Centre for Internet & Society

India's biometric database notched up one billion members on Monday, as the government sought to allay concerns about privacy breaches in the world's biggest such scheme.

The news by AFP was published by Daily Mail, UK on April 4, 2016. Sunil Abraham gave inputs.

The database was set up seven years ago to streamline benefit payments to millions of poor people as well as to cut fraud and wastage. Under the scheme, called Aadhaar, almost 93 percent of India's adult population have now registered their fingerprints and iris signatures and been given a biometric ID, according to the government.

IT minister Ravi Shankar Prasad hailed it as "an instrument of good governance" at a ceremony in New Delhi marking the crossing of the one-billion member mark.

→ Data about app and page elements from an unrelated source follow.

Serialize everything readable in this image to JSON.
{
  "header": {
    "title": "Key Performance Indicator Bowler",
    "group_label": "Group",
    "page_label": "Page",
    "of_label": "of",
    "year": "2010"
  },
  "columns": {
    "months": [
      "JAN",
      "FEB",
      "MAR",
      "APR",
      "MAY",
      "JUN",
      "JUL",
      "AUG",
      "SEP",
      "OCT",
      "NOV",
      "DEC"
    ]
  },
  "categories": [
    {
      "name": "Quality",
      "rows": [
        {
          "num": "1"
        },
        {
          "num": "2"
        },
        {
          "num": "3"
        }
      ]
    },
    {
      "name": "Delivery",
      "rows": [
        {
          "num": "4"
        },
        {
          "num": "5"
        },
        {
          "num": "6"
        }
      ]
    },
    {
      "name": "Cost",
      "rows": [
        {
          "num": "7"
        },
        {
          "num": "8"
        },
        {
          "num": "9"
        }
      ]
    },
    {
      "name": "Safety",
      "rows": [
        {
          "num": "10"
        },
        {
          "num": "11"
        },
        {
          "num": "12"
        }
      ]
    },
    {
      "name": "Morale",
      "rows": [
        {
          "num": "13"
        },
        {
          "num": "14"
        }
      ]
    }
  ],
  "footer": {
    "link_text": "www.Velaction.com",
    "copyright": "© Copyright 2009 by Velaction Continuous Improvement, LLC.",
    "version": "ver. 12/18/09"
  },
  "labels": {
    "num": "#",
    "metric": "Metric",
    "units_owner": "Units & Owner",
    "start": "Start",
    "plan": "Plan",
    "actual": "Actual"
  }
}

Prasad said the initiative, inherited from the previous left-leaning Congress government, had enabled millions to receive cash benefits directly rather than dealing with middlemen.

He said the government had saved 150 billion rupees ($2.27 billion) on its gas subsidy scheme alone -- by paying cash directly to biometric card holders instead of providing cylinders at subsidised rates.

He also said all adequate safeguards were in place to ensure the personal details of card holders could not be stolen or misused by authorities given access to the database.

"We have taken all measures to ensure privacy. The data will not be shared with anyone except in cases of national security," Prasad said.

His comments come after parliament passed legislation last month giving government agencies access to the database in the interests of national security.

It was passed using a loophole to circumvent the opposition in parliament, where the ruling Bharatiya Janata Party (BJP) lacks a majority in the upper house.

The way it was passed, as well as the legislation itself, raised concerns about government agencies accessing private citizens' details.

Internet experts have also raised fears about the safety of such a massive database, including hacking and theft of details.

"It was as if Indian lawmakers wrote an open letter to criminals and foreign states saying, 'we are going to collect data to non-consensually identify all Indians and we are going to store it in a central repository. Come and get it!'," Sunil Abraham, executive director of the Centre for Internet and Society, wrote in India's Frontline news magazine.